◆ **WORK TO COMPLETE**
What you return must match the listing below exactly.

◆ **MATERIAL SUPPLIED**
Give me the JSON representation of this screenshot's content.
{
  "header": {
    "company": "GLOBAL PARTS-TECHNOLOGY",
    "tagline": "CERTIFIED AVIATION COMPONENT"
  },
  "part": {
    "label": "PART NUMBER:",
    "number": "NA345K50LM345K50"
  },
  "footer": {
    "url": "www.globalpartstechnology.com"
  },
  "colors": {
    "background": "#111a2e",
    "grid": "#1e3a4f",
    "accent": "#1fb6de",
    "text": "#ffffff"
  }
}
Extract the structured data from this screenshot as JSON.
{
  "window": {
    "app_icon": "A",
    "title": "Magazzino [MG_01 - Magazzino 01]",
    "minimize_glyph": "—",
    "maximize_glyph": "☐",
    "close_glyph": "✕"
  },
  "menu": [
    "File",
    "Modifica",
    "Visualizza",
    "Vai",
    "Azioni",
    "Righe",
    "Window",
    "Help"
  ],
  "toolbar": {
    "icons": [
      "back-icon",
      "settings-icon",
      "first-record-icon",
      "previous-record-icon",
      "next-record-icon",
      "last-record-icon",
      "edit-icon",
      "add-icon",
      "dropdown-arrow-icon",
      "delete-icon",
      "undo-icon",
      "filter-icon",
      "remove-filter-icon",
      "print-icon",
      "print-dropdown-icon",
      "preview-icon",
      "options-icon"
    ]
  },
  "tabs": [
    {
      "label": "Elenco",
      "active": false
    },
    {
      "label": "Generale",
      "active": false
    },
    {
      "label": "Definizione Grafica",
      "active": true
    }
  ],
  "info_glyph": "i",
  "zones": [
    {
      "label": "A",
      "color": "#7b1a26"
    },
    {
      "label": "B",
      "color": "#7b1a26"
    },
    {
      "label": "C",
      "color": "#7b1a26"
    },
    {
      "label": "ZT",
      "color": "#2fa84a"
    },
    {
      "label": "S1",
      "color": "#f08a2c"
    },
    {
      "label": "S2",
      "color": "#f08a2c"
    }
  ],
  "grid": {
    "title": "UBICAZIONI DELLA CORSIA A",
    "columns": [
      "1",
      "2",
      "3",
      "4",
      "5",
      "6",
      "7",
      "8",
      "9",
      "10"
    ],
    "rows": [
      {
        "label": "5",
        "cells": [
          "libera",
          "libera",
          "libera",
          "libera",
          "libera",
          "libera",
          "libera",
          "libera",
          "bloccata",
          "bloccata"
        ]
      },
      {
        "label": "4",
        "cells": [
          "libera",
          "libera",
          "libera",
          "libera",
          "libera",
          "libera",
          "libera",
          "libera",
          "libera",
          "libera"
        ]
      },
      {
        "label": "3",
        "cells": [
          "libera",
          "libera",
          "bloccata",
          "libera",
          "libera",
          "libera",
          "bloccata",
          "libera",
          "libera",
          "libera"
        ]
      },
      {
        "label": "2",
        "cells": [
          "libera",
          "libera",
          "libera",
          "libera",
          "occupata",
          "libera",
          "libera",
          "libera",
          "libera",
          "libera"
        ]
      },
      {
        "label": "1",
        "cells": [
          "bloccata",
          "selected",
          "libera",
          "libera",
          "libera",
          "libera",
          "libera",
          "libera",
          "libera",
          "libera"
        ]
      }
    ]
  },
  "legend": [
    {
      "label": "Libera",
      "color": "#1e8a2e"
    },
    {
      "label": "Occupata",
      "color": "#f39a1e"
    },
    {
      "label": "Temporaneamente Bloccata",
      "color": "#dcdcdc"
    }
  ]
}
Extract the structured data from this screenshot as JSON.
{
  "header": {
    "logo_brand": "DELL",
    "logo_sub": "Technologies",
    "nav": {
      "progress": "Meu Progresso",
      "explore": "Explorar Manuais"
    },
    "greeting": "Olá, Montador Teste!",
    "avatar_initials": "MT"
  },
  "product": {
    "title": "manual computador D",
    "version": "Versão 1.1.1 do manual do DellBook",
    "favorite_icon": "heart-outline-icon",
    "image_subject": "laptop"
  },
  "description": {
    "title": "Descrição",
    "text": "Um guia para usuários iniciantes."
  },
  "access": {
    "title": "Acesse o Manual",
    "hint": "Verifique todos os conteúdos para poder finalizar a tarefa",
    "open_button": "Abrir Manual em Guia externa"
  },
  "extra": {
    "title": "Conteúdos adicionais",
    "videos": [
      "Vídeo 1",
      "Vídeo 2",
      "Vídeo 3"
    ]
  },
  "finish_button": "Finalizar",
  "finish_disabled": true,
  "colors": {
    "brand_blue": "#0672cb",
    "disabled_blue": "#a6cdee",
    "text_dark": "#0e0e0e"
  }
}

◆ **TASK RESPONSE**
Give me the JSON representation of this screenshot's content.
{
  "header": {
    "company": "GLOBAL PARTS-TECHNOLOGY",
    "tagline": "CERTIFIED AVIATION COMPONENT"
  },
  "part": {
    "label": "PART NUMBER:",
    "number": "NA345K50LM345K50"
  },
  "footer": {
    "url": "www.globalpartstechnology.com"
  },
  "colors": {
    "background": "#111a2e",
    "grid": "#1e3a4f",
    "accent": "#1fb6de",
    "text": "#ffffff"
  }
}
Extract the structured data from this screenshot as JSON.
{
  "window": {
    "app_icon": "A",
    "title": "Magazzino [MG_01 - Magazzino 01]",
    "minimize_glyph": "—",
    "maximize_glyph": "☐",
    "close_glyph": "✕"
  },
  "menu": [
    "File",
    "Modifica",
    "Visualizza",
    "Vai",
    "Azioni",
    "Righe",
    "Window",
    "Help"
  ],
  "toolbar": {
    "icons": [
      "back-icon",
      "settings-icon",
      "first-record-icon",
      "previous-record-icon",
      "next-record-icon",
      "last-record-icon",
      "edit-icon",
      "add-icon",
      "dropdown-arrow-icon",
      "delete-icon",
      "undo-icon",
      "filter-icon",
      "remove-filter-icon",
      "print-icon",
      "print-dropdown-icon",
      "preview-icon",
      "options-icon"
    ]
  },
  "tabs": [
    {
      "label": "Elenco",
      "active": false
    },
    {
      "label": "Generale",
      "active": false
    },
    {
      "label": "Definizione Grafica",
      "active": true
    }
  ],
  "info_glyph": "i",
  "zones": [
    {
      "label": "A",
      "color": "#7b1a26"
    },
    {
      "label": "B",
      "color": "#7b1a26"
    },
    {
      "label": "C",
      "color": "#7b1a26"
    },
    {
      "label": "ZT",
      "color": "#2fa84a"
    },
    {
      "label": "S1",
      "color": "#f08a2c"
    },
    {
      "label": "S2",
      "color": "#f08a2c"
    }
  ],
  "grid": {
    "title": "UBICAZIONI DELLA CORSIA A",
    "columns": [
      "1",
      "2",
      "3",
      "4",
      "5",
      "6",
      "7",
      "8",
      "9",
      "10"
    ],
    "rows": [
      {
        "label": "5",
        "cells": [
          "libera",
          "libera",
          "libera",
          "libera",
          "libera",
          "libera",
          "libera",
          "libera",
          "bloccata",
          "bloccata"
        ]
      },
      {
        "label": "4",
        "cells": [
          "libera",
          "libera",
          "libera",
          "libera",
          "libera",
          "libera",
          "libera",
          "libera",
          "libera",
          "libera"
        ]
      },
      {
        "label": "3",
        "cells": [
          "libera",
          "libera",
          "bloccata",
          "libera",
          "libera",
          "libera",
          "bloccata",
          "libera",
          "libera",
          "libera"
        ]
      },
      {
        "label": "2",
        "cells": [
          "libera",
          "libera",
          "libera",
          "libera",
          "occupata",
          "libera",
          "libera",
          "libera",
          "libera",
          "libera"
        ]
      },
      {
        "label": "1",
        "cells": [
          "bloccata",
          "selected",
          "libera",
          "libera",
          "libera",
          "libera",
          "libera",
          "libera",
          "libera",
          "libera"
        ]
      }
    ]
  },
  "legend": [
    {
      "label": "Libera",
      "color": "#1e8a2e"
    },
    {
      "label": "Occupata",
      "color": "#f39a1e"
    },
    {
      "label": "Temporaneamente Bloccata",
      "color": "#dcdcdc"
    }
  ]
}
Extract the structured data from this screenshot as JSON.
{
  "header": {
    "logo_brand": "DELL",
    "logo_sub": "Technologies",
    "nav": {
      "progress": "Meu Progresso",
      "explore": "Explorar Manuais"
    },
    "greeting": "Olá, Montador Teste!",
    "avatar_initials": "MT"
  },
  "product": {
    "title": "manual computador D",
    "version": "Versão 1.1.1 do manual do DellBook",
    "favorite_icon": "heart-outline-icon",
    "image_subject": "laptop"
  },
  "description": {
    "title": "Descrição",
    "text": "Um guia para usuários iniciantes."
  },
  "access": {
    "title": "Acesse o Manual",
    "hint": "Verifique todos os conteúdos para poder finalizar a tarefa",
    "open_button": "Abrir Manual em Guia externa"
  },
  "extra": {
    "title": "Conteúdos adicionais",
    "videos": [
      "Vídeo 1",
      "Vídeo 2",
      "Vídeo 3"
    ]
  },
  "finish_button": "Finalizar",
  "finish_disabled": true,
  "colors": {
    "brand_blue": "#0672cb",
    "disabled_blue": "#a6cdee",
    "text_dark": "#0e0e0e"
  }
}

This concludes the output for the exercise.